  • I have two batches of short ribs bourguignon in the oven because I went a little nuts in the meat department yesterday. ("But it was on sale!") I picked the recipe because it used up many of the carrots that have taken up residence in the fridge.
  • I generally find Sunday to be a miserable day, but all the domesticity makes me feel like I'm accomplishing something.
  • Tomorrow is going to be a long day--early dentist appointment and a late evening at work to help babysit a deploy. I am trying not to dread it more than necessary.
  • I am convinced this cowl is trying to kill me, but I'm too stubborn to drop it and knit something else. At latest count, I have screwed up, frogged, and reknit the first few rows about 5 times. The pattern is perfectly clear, but for some reason, I am making a hash of it.
  • Not at all domestic, but this is the nicest high-level description of how chef wants one to organize things that I've seen. This is hugely useful for me, because I am planning to refactor an existing chef deployment when I know very little about either chef or the specifics of what it's deploying. (This may sound a little nuts, but the existing setup is already on the weird side, so with a certain amount of care, I'm unlikely to make things worse. And, given the way I work, it's a good way for me to learn the tools.)

Nov. 7th, 2010


  • I am making apple crisp because we keep buying apples and not eating them once they've lost that first fine freshness.
  • I have survived the month of mortification that is October. Go me!
  • I changed jobs two weeks ago.
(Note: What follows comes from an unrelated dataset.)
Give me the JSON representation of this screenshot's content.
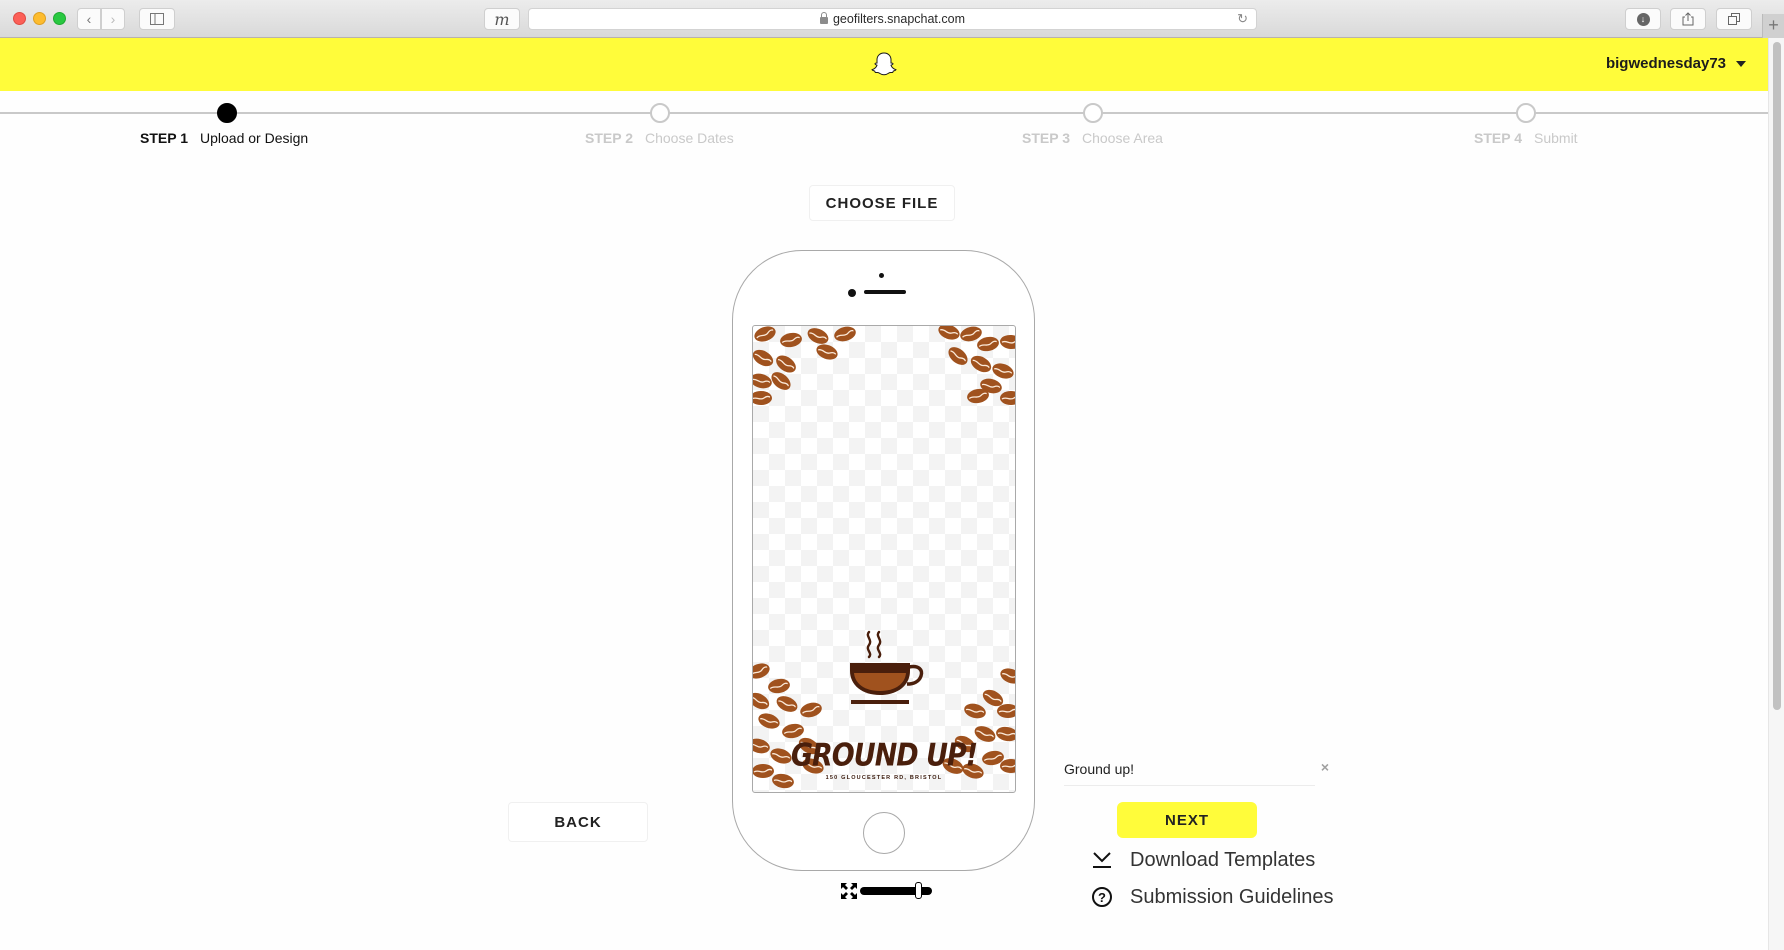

I am excited about the new gig and working like a lunatic at coming up to speed. When my boss at the old gig told his boss that I'd given notice, they had some version of the following conversation:

    Boss: withneedle has given her two weeks'.
    Boss's boss: She what?! Why is she giving her notice to you?
    Boss: Because she reports to me.
    Boss's boss: She does?

    This explained something that had puzzled me mildly. When Boss's boss unveiled the dev org chart in mid-August or so, he remarked that the next step was the ops org chart. My unvoiced response was, "There are three people in ops. How hard can this be?" Apparently, harder than I would have thought, since no org chart had appeared by the time I gave notice in late September.
  • Nathan has also changed jobs. There is no shortage of change in our household.
  • I spent about four hours in the yard today, with the result that half of the garden beds have been put to bed for the winter--bulbs are planted, seeds for hardy annuals have been sown, mulch has been spread. The other half of the garden is scaring the bejesus out of me.

Oct. 3rd, 2010

I am briefly coming out of a well-earned retirement as pseudo-sibling to a pack of geeky straight male bachelors to issue the following PSAs:

1. Clean your house if there is even the slightest chance you might bring someone home. Judging by the length of the comment thread on the linked post, I am not the only woman in the world to have made an abrupt exit upon seeing the state of a guy's bathroom.
2. If she keeps canceling dates without making an effort to reschedule, that means she's not more than mildly interested in you.

This post courtesy of being present at several conversations between a couple of single male geeks about the perils of dating. These are people about whom I would really rather not know these things, so I am trying to maintain non-combatant status, but the pointing-out-the-obvious reflex is strong.